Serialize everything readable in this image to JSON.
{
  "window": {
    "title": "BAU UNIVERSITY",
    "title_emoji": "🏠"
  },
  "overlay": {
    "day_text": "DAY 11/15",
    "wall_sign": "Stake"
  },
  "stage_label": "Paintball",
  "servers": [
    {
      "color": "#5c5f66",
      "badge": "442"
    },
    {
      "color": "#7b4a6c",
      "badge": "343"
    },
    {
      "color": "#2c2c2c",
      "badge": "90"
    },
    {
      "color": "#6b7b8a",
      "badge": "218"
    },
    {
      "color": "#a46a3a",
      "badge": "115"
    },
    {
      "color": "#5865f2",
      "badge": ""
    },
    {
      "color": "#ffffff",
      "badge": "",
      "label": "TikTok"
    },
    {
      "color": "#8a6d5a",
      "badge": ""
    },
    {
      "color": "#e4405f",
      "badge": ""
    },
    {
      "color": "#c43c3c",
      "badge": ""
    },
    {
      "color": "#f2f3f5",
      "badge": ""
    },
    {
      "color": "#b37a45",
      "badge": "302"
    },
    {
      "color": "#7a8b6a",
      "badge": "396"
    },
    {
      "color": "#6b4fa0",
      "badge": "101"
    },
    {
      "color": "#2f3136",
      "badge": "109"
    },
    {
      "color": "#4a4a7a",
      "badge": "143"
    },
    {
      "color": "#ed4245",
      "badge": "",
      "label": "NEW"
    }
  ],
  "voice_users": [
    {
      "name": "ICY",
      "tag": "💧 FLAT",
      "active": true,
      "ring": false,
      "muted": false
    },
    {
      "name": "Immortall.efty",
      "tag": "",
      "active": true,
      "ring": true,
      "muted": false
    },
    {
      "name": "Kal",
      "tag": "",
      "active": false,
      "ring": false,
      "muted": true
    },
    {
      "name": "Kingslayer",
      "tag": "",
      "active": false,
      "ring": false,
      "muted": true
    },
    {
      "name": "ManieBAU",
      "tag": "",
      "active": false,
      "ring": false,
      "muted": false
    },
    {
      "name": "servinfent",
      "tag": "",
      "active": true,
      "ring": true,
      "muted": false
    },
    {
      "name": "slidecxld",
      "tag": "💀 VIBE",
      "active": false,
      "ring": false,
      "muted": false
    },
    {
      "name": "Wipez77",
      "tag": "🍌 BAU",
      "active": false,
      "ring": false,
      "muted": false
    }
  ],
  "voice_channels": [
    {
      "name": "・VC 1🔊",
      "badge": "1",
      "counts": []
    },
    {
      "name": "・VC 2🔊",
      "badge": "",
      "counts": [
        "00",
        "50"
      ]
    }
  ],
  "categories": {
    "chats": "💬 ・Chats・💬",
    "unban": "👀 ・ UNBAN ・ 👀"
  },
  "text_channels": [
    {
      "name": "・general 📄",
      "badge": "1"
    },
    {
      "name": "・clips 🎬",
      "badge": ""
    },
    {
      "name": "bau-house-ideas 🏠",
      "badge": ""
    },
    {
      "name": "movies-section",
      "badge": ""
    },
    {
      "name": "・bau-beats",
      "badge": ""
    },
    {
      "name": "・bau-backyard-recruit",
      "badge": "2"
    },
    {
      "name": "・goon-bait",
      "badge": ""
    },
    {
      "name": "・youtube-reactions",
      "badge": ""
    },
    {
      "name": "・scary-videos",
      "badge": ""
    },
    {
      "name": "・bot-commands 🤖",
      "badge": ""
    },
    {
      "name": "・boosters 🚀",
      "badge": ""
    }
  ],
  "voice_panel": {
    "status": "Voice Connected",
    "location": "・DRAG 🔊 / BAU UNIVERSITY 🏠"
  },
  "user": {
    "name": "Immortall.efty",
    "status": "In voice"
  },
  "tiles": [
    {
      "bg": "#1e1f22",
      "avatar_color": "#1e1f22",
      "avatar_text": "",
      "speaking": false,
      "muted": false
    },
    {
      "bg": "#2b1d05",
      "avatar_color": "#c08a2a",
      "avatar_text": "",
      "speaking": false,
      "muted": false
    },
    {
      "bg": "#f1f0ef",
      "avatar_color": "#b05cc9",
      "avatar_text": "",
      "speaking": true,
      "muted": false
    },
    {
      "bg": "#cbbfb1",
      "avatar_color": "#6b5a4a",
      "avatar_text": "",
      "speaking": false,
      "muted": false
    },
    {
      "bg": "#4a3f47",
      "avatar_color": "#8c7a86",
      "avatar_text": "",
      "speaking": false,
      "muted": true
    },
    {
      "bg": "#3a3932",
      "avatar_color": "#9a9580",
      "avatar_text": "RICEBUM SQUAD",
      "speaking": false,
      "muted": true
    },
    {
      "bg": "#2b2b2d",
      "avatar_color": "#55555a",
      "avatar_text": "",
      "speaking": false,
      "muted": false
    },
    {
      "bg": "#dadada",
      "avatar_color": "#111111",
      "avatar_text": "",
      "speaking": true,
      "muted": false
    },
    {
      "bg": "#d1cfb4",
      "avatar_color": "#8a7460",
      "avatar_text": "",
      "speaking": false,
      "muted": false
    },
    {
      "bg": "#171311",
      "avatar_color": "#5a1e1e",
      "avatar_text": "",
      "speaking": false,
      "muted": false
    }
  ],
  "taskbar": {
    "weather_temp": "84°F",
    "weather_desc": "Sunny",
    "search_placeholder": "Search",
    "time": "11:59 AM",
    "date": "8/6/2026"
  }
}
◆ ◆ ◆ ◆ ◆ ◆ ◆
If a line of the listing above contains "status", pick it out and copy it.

* Answer to the exercise
    "status": "Voice Connected",
    "status": "In voice"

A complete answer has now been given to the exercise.